The Howard H. Baker Jr. Center for Public Policy has released its schedule of events for November.
Some students from the School of Journalism and Electronic Media are urging people to get out and vote in a big way. Their messages are on billboards around the Knoxville area. Rob Heller, a JEM professor in the College of Communication and Information, asked his media graphics students to design posters encouraging people to vote in the upcoming election. “I’m very proud of their creative work,” Heller said.
Professor Josh Emery has helped detect water on Psyche, the largest metallic asteroid in the solar system. The asteroid is the target of a proposed NASA mission. The study, published in the Astronomical Journal under the auspices of the US Geological Survey and NASA, provides evidence for water-rich minerals on Psyche, an asteroid that is 186 miles across and is made of almost pure nickel-iron metal.
Former NASA astrophysics director and UT alumnus Frank Martin will deliver a keynote address about team building at the UT Teaching and Learning Innovation Symposium on Wednesday, November 2. The symposium and Martin’s visit are sponsored by the Tennessee Teaching and Learning Center, Experience Learning, and UT Libraries. Martin’s talk, “Team Building and the NASA
Kim Trent, a Knoxville preservationist and director of Knox Heritage, will give a talk on historic preservation in Knoxville at 2 p.m. Sunday, November 6, at McClung Museum of Natural History and Culture.

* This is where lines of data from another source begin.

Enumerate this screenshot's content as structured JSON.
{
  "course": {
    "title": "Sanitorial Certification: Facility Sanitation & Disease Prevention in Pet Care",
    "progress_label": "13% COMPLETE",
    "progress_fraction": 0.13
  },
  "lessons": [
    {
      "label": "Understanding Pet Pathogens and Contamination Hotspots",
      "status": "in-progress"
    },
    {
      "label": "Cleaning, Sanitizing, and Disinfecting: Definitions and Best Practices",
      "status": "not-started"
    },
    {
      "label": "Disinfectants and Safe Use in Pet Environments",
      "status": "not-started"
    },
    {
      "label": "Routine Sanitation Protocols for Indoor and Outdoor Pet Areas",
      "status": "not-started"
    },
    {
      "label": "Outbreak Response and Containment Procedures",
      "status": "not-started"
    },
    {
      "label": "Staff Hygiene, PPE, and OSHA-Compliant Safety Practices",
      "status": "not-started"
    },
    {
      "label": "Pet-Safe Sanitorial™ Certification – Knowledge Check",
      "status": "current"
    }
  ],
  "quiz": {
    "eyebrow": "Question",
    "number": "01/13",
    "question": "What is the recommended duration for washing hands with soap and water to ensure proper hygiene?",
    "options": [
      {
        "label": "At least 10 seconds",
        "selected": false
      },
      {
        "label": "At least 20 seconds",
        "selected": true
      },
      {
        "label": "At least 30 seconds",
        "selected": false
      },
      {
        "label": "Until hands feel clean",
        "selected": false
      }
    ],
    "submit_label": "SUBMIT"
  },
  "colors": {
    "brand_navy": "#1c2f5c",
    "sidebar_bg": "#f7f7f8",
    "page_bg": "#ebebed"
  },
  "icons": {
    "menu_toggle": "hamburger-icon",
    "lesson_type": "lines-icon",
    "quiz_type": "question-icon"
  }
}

UT researchers have identified a set of bacterial genes that may help them find ways to lessen the severity of the disease malaria. Their findings could also aid the research of fellow scientists working in malaria-stricken regions around the world.

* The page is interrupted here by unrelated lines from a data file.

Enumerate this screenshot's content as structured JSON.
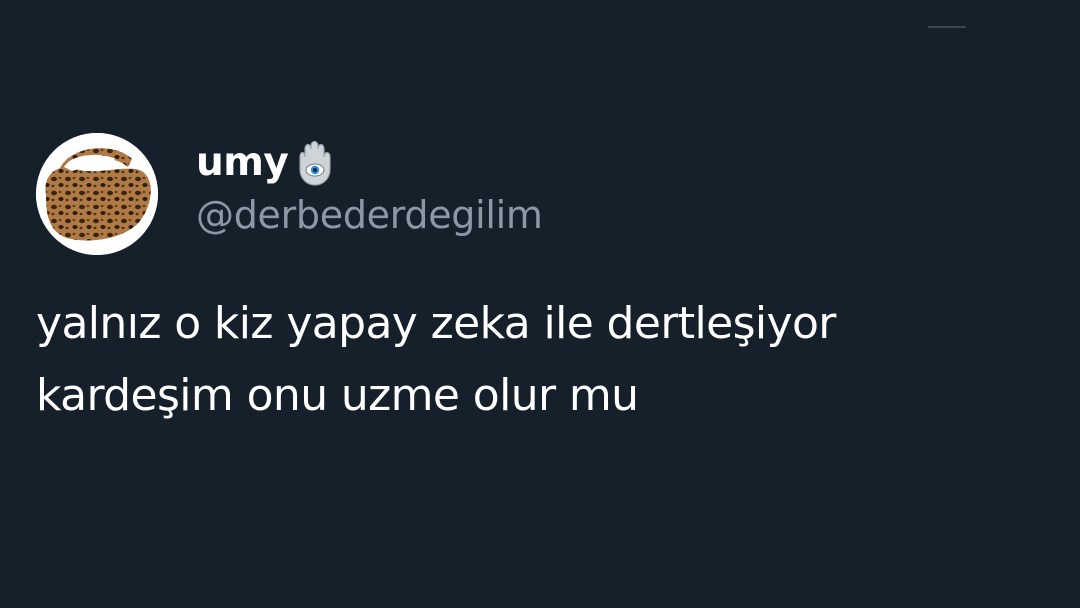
{
  "user": {
    "display_name": "umy",
    "handle": "@derbederdegilim",
    "name_emoji_icon": "hamsa-icon",
    "avatar_icon": "leopard-handbag-avatar"
  },
  "tweet": {
    "lines": [
      "yalnız o kiz yapay zeka ile dertleşiyor",
      "kardeşim onu uzme olur mu"
    ]
  },
  "colors": {
    "background": "#15202b",
    "text_primary": "#ffffff",
    "text_secondary": "#8b98a5"
  }
}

Alan Viard, a nationally recognized economist and resident scholar with the American Enterprise Institute, will be the guest speaker at the Knoxville Economics Forum Friday, October 28. His speech, “The Business Tax Reform Debate: The 2016 Election and Beyond,” will address business tax reform as it relates to the 2016 election. Reservations are being accepted now for the event, which is sponsored by the Department of Economics in the Haslam College of Business.
UT’s Howard H. Baker Jr. Center for Public Policy has added 14 new Baker Scholars to its program, bringing the total number to 30. “This select group of students have an academic and career interest in public policy and government,” said Nissa Dahlin-Brown, associate director of the Baker Center. “It is a unique experience for undergraduates to be able to target an issue they are passionate about; research it; and discover ideas, solutions, and unintended consequences.”
Keller Easterling, architect, writer, and professor of architecture at Yale University, will lecture at the College of Architecture and Design at 5:30 p.m., Thursday, October 27, as part of its 2016–2017 Robert B. Church Memorial Lecture Series. The lecture will take place in McCarty Auditorium (Room 109) in the Art and Architecture Building. The event is free and open to the public.
Russia, abortion, disrespect for women, and allegations of a rigged election generated the most chatter Wednesday night during the final debate between presidential candidates Hillary Clinton and Donald Trump. Those are among the findings of The Political Social Media Research Group, composed of students in a School of Journalism and Electronic Media political communication seminar.